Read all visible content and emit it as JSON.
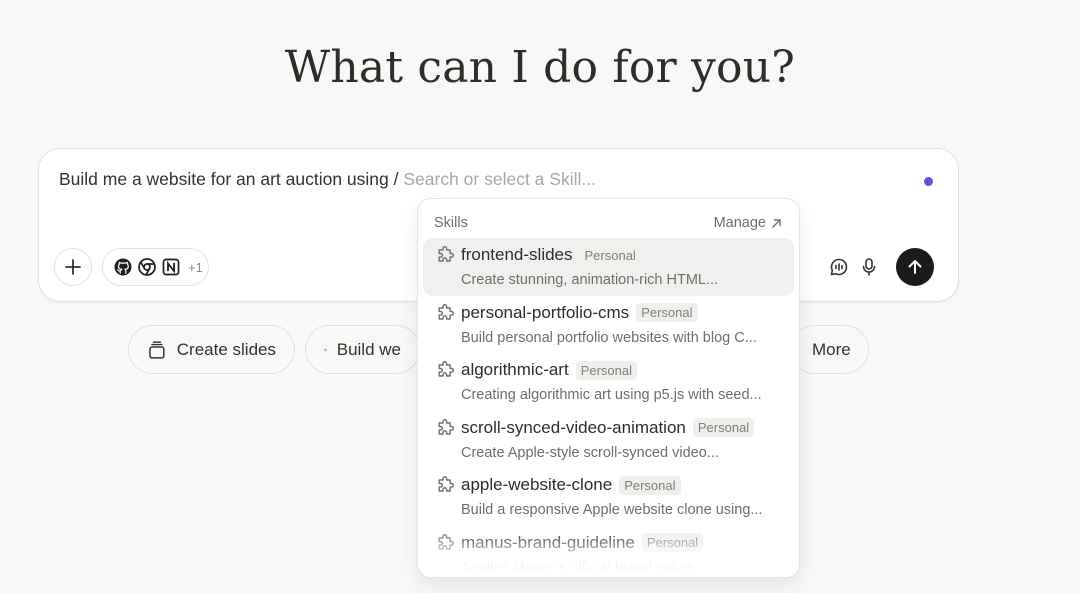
{
  "hero": {
    "title": "What can I do for you?"
  },
  "composer": {
    "input_text": "Build me a website for an art auction using /",
    "slash_placeholder": "Search or select a Skill...",
    "connectors_more": "+1",
    "icons": [
      "plus-icon",
      "github-icon",
      "chrome-icon",
      "notion-icon",
      "voice-chat-icon",
      "microphone-icon",
      "arrow-up-icon"
    ],
    "accent": "#6a4ddf"
  },
  "quick_actions": [
    {
      "label": "Create slides",
      "icon": "slides-icon"
    },
    {
      "label": "Build we",
      "icon": "code-window-icon"
    },
    {
      "label": "More",
      "icon": ""
    }
  ],
  "skills_popup": {
    "title": "Skills",
    "manage_label": "Manage",
    "items": [
      {
        "name": "frontend-slides",
        "badge": "Personal",
        "desc": "Create stunning, animation-rich HTML..."
      },
      {
        "name": "personal-portfolio-cms",
        "badge": "Personal",
        "desc": "Build personal portfolio websites with blog C..."
      },
      {
        "name": "algorithmic-art",
        "badge": "Personal",
        "desc": "Creating algorithmic art using p5.js with seed..."
      },
      {
        "name": "scroll-synced-video-animation",
        "badge": "Personal",
        "desc": "Create Apple-style scroll-synced video..."
      },
      {
        "name": "apple-website-clone",
        "badge": "Personal",
        "desc": "Build a responsive Apple website clone using..."
      },
      {
        "name": "manus-brand-guideline",
        "badge": "Personal",
        "desc": "Applies Manus's official brand colors..."
      }
    ]
  }
}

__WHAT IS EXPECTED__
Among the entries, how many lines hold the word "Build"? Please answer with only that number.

__RESULT BELOW__
4